ACTION ITEM
Report how many lines in the data include the string "title", and add nothing else.

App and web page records
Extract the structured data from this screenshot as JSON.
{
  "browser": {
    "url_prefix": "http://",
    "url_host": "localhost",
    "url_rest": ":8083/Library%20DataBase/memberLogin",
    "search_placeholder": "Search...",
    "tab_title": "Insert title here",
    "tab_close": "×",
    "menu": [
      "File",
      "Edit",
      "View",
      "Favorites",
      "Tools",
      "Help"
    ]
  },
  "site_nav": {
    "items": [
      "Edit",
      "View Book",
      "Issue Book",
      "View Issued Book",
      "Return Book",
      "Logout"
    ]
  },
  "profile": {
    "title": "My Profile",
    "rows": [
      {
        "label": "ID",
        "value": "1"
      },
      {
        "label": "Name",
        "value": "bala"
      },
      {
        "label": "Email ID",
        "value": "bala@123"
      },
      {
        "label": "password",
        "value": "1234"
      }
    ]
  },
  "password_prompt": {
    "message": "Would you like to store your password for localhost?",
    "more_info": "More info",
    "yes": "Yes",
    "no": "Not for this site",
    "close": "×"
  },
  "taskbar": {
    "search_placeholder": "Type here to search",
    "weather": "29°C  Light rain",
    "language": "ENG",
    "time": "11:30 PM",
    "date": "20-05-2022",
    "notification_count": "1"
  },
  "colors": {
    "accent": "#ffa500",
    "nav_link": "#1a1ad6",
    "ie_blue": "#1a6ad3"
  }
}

TASK SOLUTION
2